§ Your objective
Go through the listing below and count each line with the word "name" in it; return only the count.

§ Listed entries
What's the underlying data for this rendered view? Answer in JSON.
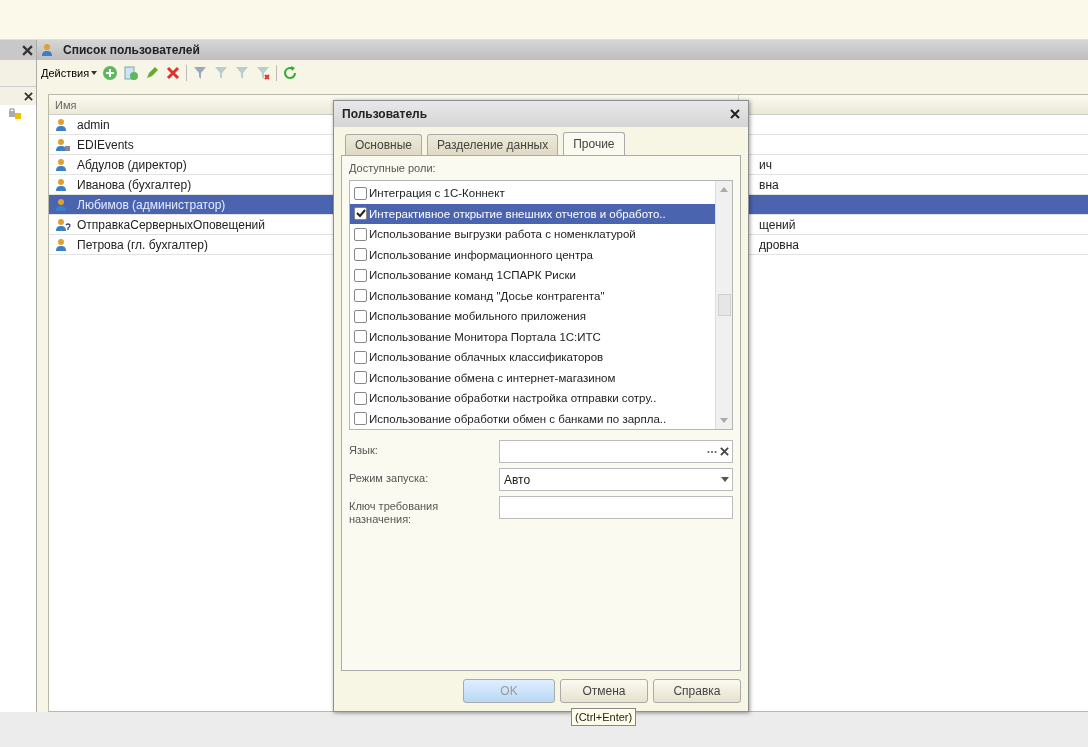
{
  "window": {
    "title": "Список пользователей"
  },
  "toolbar": {
    "actions_menu": "Действия"
  },
  "table": {
    "columns": [
      "Имя"
    ],
    "rows": [
      {
        "name": "admin",
        "kind": "user",
        "selected": false
      },
      {
        "name": "EDIEvents",
        "kind": "locked",
        "selected": false
      },
      {
        "name": "Абдулов (директор)",
        "kind": "user",
        "selected": false,
        "column_2": "ич"
      },
      {
        "name": "Иванова (бухгалтер)",
        "kind": "user",
        "selected": false,
        "column_2": "вна"
      },
      {
        "name": "Любимов (администратор)",
        "kind": "user",
        "selected": true
      },
      {
        "name": "ОтправкаСерверныхОповещений",
        "kind": "unknown",
        "selected": false,
        "column_2": "щений"
      },
      {
        "name": "Петрова (гл. бухгалтер)",
        "kind": "user",
        "selected": false,
        "column_2": "дровна"
      }
    ]
  },
  "dialog": {
    "title": "Пользователь",
    "tabs": [
      {
        "label": "Основные",
        "selected": false
      },
      {
        "label": "Разделение данных",
        "selected": false
      },
      {
        "label": "Прочие",
        "selected": true
      }
    ],
    "roles_label": "Доступные роли:",
    "roles": [
      {
        "label": "Интеграция с 1С-Коннект",
        "checked": false,
        "selected": false
      },
      {
        "label": "Интерактивное открытие внешних отчетов и обработо..",
        "checked": true,
        "selected": true
      },
      {
        "label": "Использование выгрузки работа с номенклатурой",
        "checked": false,
        "selected": false
      },
      {
        "label": "Использование информационного центра",
        "checked": false,
        "selected": false
      },
      {
        "label": "Использование команд 1СПАРК Риски",
        "checked": false,
        "selected": false
      },
      {
        "label": "Использование команд \"Досье контрагента\"",
        "checked": false,
        "selected": false
      },
      {
        "label": "Использование мобильного приложения",
        "checked": false,
        "selected": false
      },
      {
        "label": "Использование Монитора Портала 1С:ИТС",
        "checked": false,
        "selected": false
      },
      {
        "label": "Использование облачных классификаторов",
        "checked": false,
        "selected": false
      },
      {
        "label": "Использование обмена с интернет-магазином",
        "checked": false,
        "selected": false
      },
      {
        "label": "Использование обработки настройка отправки сотру..",
        "checked": false,
        "selected": false
      },
      {
        "label": "Использование обработки обмен с банками по зарпла..",
        "checked": false,
        "selected": false
      }
    ],
    "fields": [
      {
        "label": "Язык:",
        "kind": "choice"
      },
      {
        "label": "Режим запуска:",
        "kind": "select",
        "value": "Авто"
      },
      {
        "label": "Ключ требования назначения:",
        "kind": "text"
      }
    ],
    "buttons": [
      {
        "label": "OK",
        "default": true
      },
      {
        "label": "Отмена",
        "default": false
      },
      {
        "label": "Справка",
        "default": false
      }
    ],
    "tooltip": "(Ctrl+Enter)"
  }
}
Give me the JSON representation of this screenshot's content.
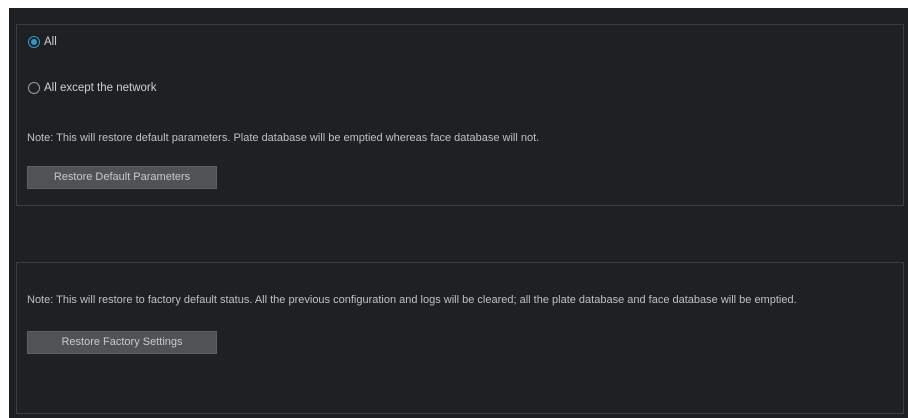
{
  "restore_default": {
    "options": [
      {
        "label": "All",
        "selected": true
      },
      {
        "label": "All except the network",
        "selected": false
      }
    ],
    "note": "Note: This will restore default parameters. Plate database will be emptied whereas face database will not.",
    "button_label": "Restore Default Parameters"
  },
  "restore_factory": {
    "note": "Note: This will restore to factory default status. All the previous configuration and logs will be cleared; all the plate database and face database will be emptied.",
    "button_label": "Restore Factory Settings"
  },
  "colors": {
    "background": "#1f2021",
    "panel_border": "#3c3d3f",
    "accent": "#2a9ad0",
    "button_bg": "#505254",
    "text": "#cfd0d1"
  },
  "icons": {
    "radio_selected": "radio-selected-icon",
    "radio_unselected": "radio-unselected-icon"
  }
}
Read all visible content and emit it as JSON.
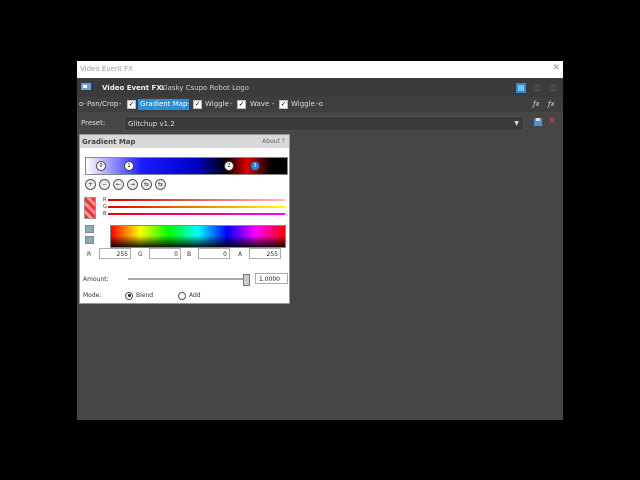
{
  "window": {
    "title": "Video Event FX",
    "close_glyph": "✕"
  },
  "header": {
    "label": "Video Event FX:",
    "source": "Klasky Csupo Robot Logo",
    "view_buttons": [
      "▤",
      "◫",
      "◫"
    ]
  },
  "chain": {
    "items": [
      {
        "label": "Pan/Crop",
        "checked": false,
        "selected": false
      },
      {
        "label": "Gradient Map",
        "checked": true,
        "selected": true
      },
      {
        "label": "Wiggle",
        "checked": true,
        "selected": false
      },
      {
        "label": "Wave",
        "checked": true,
        "selected": false
      },
      {
        "label": "Wiggle",
        "checked": true,
        "selected": false
      }
    ]
  },
  "preset": {
    "label": "Preset:",
    "value": "Glitchup v1.2"
  },
  "panel": {
    "title": "Gradient Map",
    "about": "About ?",
    "stops": [
      "0",
      "1",
      "2",
      "3"
    ],
    "tools": [
      "+",
      "−",
      "←",
      "→",
      "⇆",
      "⇆"
    ],
    "slider_letters": [
      "R",
      "G",
      "B"
    ],
    "fields": [
      {
        "label": "R",
        "value": "255"
      },
      {
        "label": "G",
        "value": "0"
      },
      {
        "label": "B",
        "value": "0"
      },
      {
        "label": "A",
        "value": "255"
      }
    ],
    "amount": {
      "label": "Amount:",
      "value": "1.0000",
      "fraction": 0.99
    },
    "mode": {
      "label": "Mode:",
      "options": [
        "Blend",
        "Add"
      ],
      "selected": "Blend"
    }
  }
}
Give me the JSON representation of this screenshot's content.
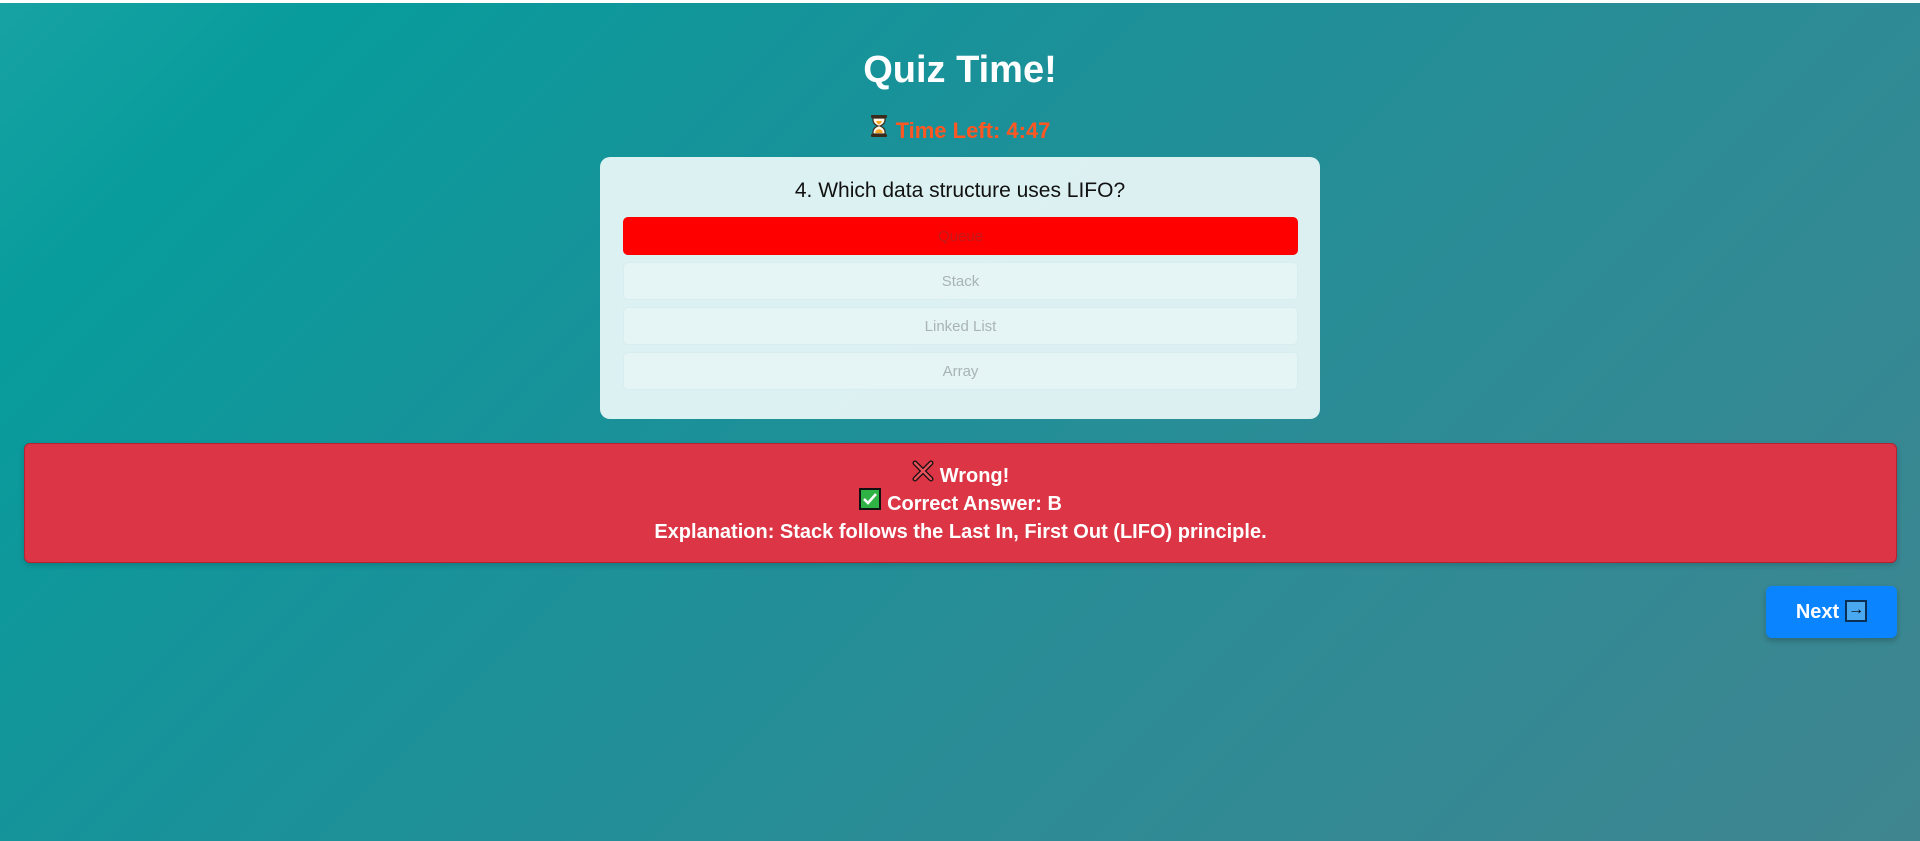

§ Answer for this exercise
7